The questions that we ask regarding worship can reveal whether or not our principles are on the right track. If someone questions an aspect of the worship service of the church that you attend, do you respond by saying, “What is wrong with it?” The real question is, “Who has required this from your hand?” (Is. 1:12). The beauty of New Testament worship lies in its biblical simplicity and biblical content, coupled with the promise and the presence of God.
Doctrinal and Practical Conclusions
We know the Triune God only by means of the Gospel as He is revealed in Scripture. The purpose of worship is to glorify and to enjoy fellowship with God in three Persons. The nature of God, our position as creatures, our blindness as sinners, and the debt of gratitude we owe for the Gospel should lead us to worship God according to Scripture only, even if He had never explicitly commanded us to do so. When we worship God according to His Word, with hearts that are loyal to Him through faith, we have attained one of the most effective means of pursuing His glory and our own growth in grace.

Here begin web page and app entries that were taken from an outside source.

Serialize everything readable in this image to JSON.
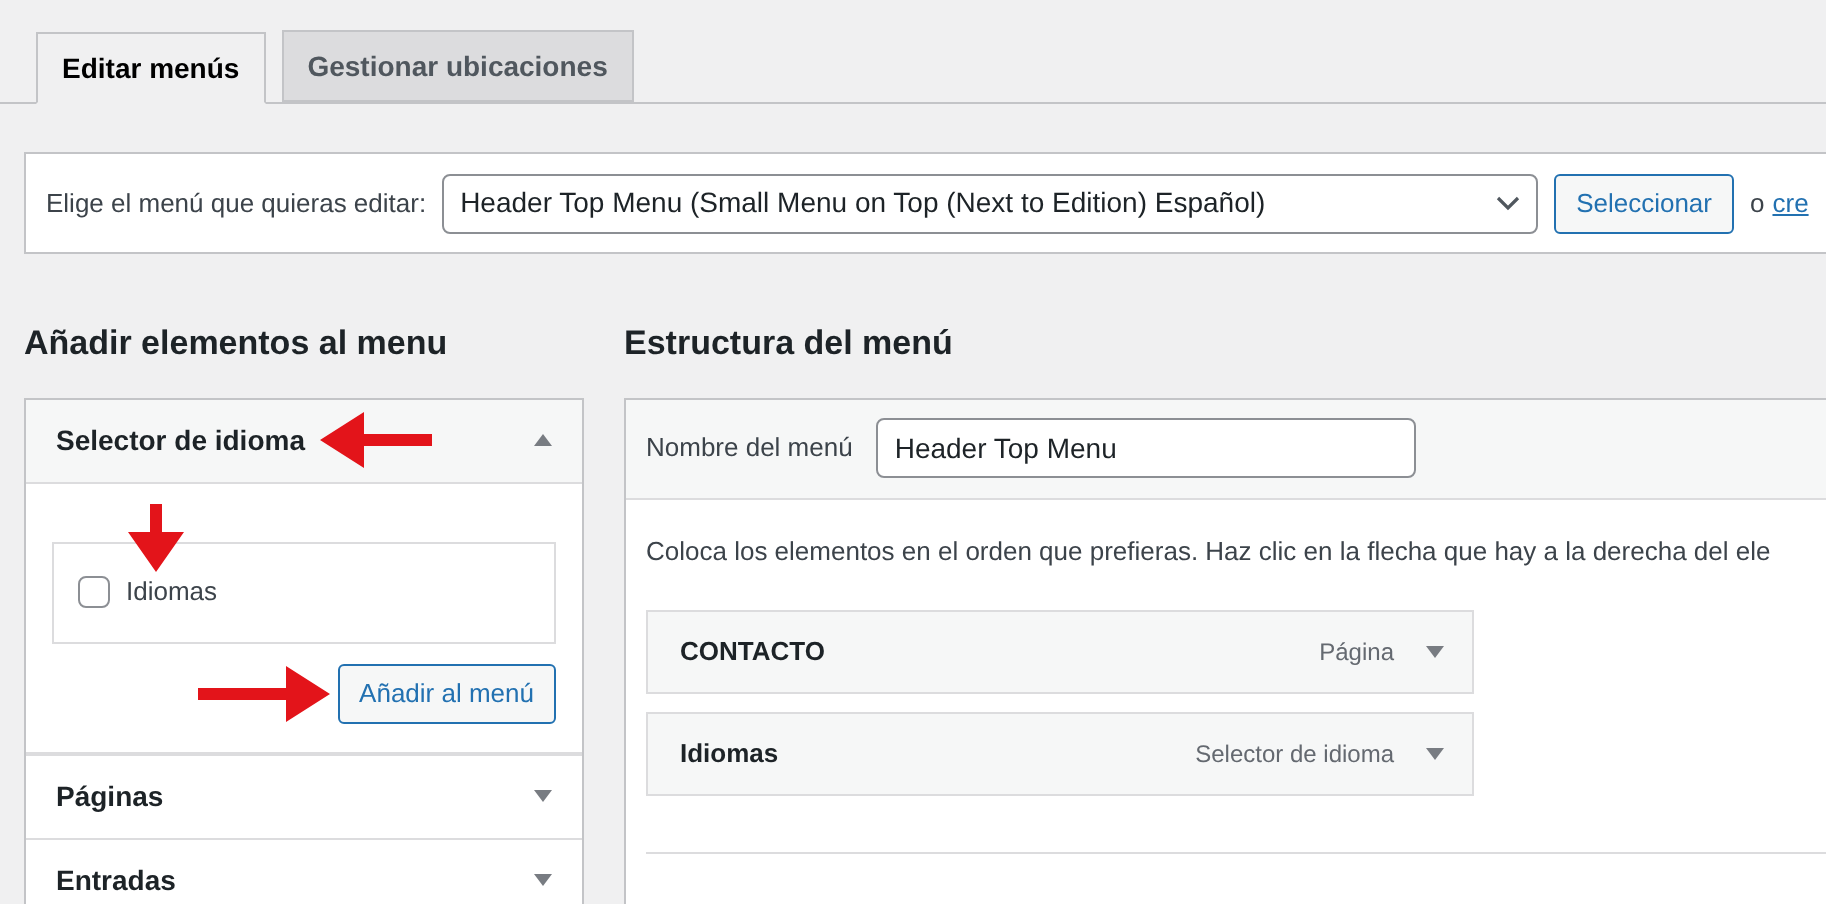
{
  "tabs": [
    {
      "label": "Editar menús",
      "selected": true
    },
    {
      "label": "Gestionar ubicaciones",
      "selected": false
    }
  ],
  "menu_select": {
    "label": "Elige el menú que quieras editar:",
    "value": "Header Top Menu (Small Menu on Top (Next to Edition) Español)",
    "button": "Seleccionar",
    "or_text": "o",
    "link": "cre"
  },
  "add_items": {
    "title": "Añadir elementos al menu",
    "sections": [
      {
        "title": "Selector de idioma",
        "expanded": true,
        "items": [
          {
            "label": "Idiomas",
            "checked": false
          }
        ],
        "button": "Añadir al menú"
      },
      {
        "title": "Páginas",
        "expanded": false
      },
      {
        "title": "Entradas",
        "expanded": false
      }
    ]
  },
  "structure": {
    "title": "Estructura del menú",
    "name_label": "Nombre del menú",
    "name_value": "Header Top Menu",
    "instructions": "Coloca los elementos en el orden que prefieras. Haz clic en la flecha que hay a la derecha del ele",
    "items": [
      {
        "title": "CONTACTO",
        "type": "Página"
      },
      {
        "title": "Idiomas",
        "type": "Selector de idioma"
      }
    ]
  }
}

I conclude with the following seed thoughts for your edification:
- We must neither formulate our public worship for the non-believer or for the believer, but for God only. The question of importance is not what pleases us, but what pleases God in worship.
- Every element of worship involves our participation. If God speaks to us through preaching, then we must worship Him by our reverent and active hearing. We must not make the common mistake of speaking exclusively of singing as worship. Worship is a holy “dialogue” between God and our souls, in which alternately He speaks to us and we respond to Him. We must be active in every portion of the worship service.
- When worship is God-centered and follows God’s Word as its blueprint, then worship is truly evangelistic (1 Cor. 14:25). Is not the greatest need of the non-believer to behold the glory of God in the face of Jesus Christ (2 Cor. 4:6).
- God-ordained worship is a means for pursuing revival for the Church. We must not expect the blessing of the Lord upon our own inventions and schemes. We must wait in faith for God to bless His own means of grace.
- Let us prepare ourselves for corporate worship throughout the week by worshiping God in private and with our families.
- Let us come to corporate worship with the expectation that God shall manifest His presence in our midst. Is it not possible that we have not seen more glory and beauty in the simple worship of the New Testament because we have not approached worship expecting God to reveal His glory to us? Let us take heart from His promises and let us gather together in faith!